BEGIN GIVEN INFORMATION

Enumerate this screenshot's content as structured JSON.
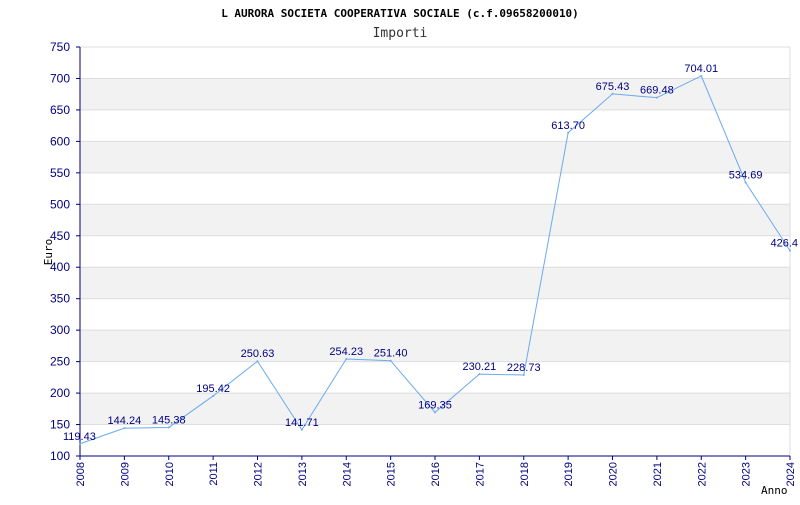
{
  "chart_data": {
    "type": "line",
    "title": "L AURORA SOCIETA COOPERATIVA SOCIALE (c.f.09658200010)",
    "subtitle": "Importi",
    "xlabel": "Anno",
    "ylabel": "Euro",
    "ylim": [
      100,
      750
    ],
    "ystep": 50,
    "grid": true,
    "categories": [
      "2008",
      "2009",
      "2010",
      "2011",
      "2012",
      "2013",
      "2014",
      "2015",
      "2016",
      "2017",
      "2018",
      "2019",
      "2020",
      "2021",
      "2022",
      "2023",
      "2024"
    ],
    "series": [
      {
        "values": [
          119.43,
          144.24,
          145.38,
          195.42,
          250.63,
          141.71,
          254.23,
          251.4,
          169.35,
          230.21,
          228.73,
          613.7,
          675.43,
          669.48,
          704.01,
          534.69,
          426.4
        ],
        "labels": [
          "119.43",
          "144.24",
          "145.38",
          "195.42",
          "250.63",
          "141.71",
          "254.23",
          "251.40",
          "169.35",
          "230.21",
          "228.73",
          "613.70",
          "675.43",
          "669.48",
          "704.01",
          "534.69",
          "426.4"
        ]
      }
    ],
    "colors": {
      "line": "#6aaaf0",
      "band": "#f2f2f2",
      "grid": "#dddddd",
      "tick_text": "#000080",
      "label_text": "#000080"
    }
  }
}
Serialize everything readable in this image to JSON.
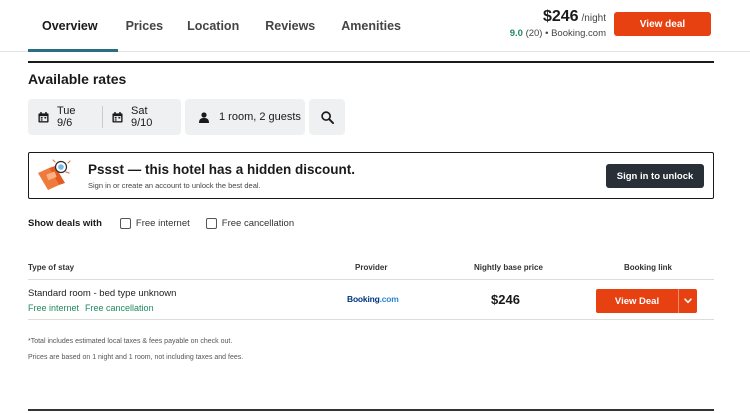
{
  "nav": {
    "tabs": [
      {
        "label": "Overview",
        "active": true
      },
      {
        "label": "Prices",
        "active": false
      },
      {
        "label": "Location",
        "active": false
      },
      {
        "label": "Reviews",
        "active": false
      },
      {
        "label": "Amenities",
        "active": false
      }
    ],
    "price": "$246",
    "price_unit": "/night",
    "rating_score": "9.0",
    "rating_rest": "(20) • Booking.com",
    "view_deal_label": "View deal"
  },
  "rates": {
    "title": "Available rates",
    "checkin": "Tue 9/6",
    "checkout": "Sat 9/10",
    "guests": "1 room, 2 guests"
  },
  "banner": {
    "title": "Pssst — this hotel has a hidden discount.",
    "subtitle": "Sign in or create an account to unlock the best deal.",
    "button": "Sign in to unlock"
  },
  "filters": {
    "label": "Show deals with",
    "options": [
      {
        "label": "Free internet",
        "checked": false
      },
      {
        "label": "Free cancellation",
        "checked": false
      }
    ]
  },
  "table": {
    "headers": [
      "Type of stay",
      "Provider",
      "Nightly base price",
      "Booking link"
    ],
    "rows": [
      {
        "room": "Standard room - bed type unknown",
        "amenities": [
          "Free internet",
          "Free cancellation"
        ],
        "provider_main": "Booking",
        "provider_suffix": ".com",
        "price": "$246",
        "action": "View Deal"
      }
    ]
  },
  "footnotes": [
    "*Total includes estimated local taxes & fees payable on check out.",
    "Prices are based on 1 night and 1 room, not including taxes and fees."
  ],
  "colors": {
    "accent": "#e74112",
    "dark_button": "#292f36",
    "green": "#1f8a5f",
    "tab_underline": "#2a6f81"
  },
  "icons": [
    "calendar-icon",
    "person-icon",
    "search-icon",
    "chevron-down-icon",
    "discount-illustration"
  ]
}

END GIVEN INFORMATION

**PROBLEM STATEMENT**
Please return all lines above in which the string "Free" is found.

**SOLVED EXERCISE**
        "label": "Free internet",
        "label": "Free cancellation",
          "Free internet",
          "Free cancellation"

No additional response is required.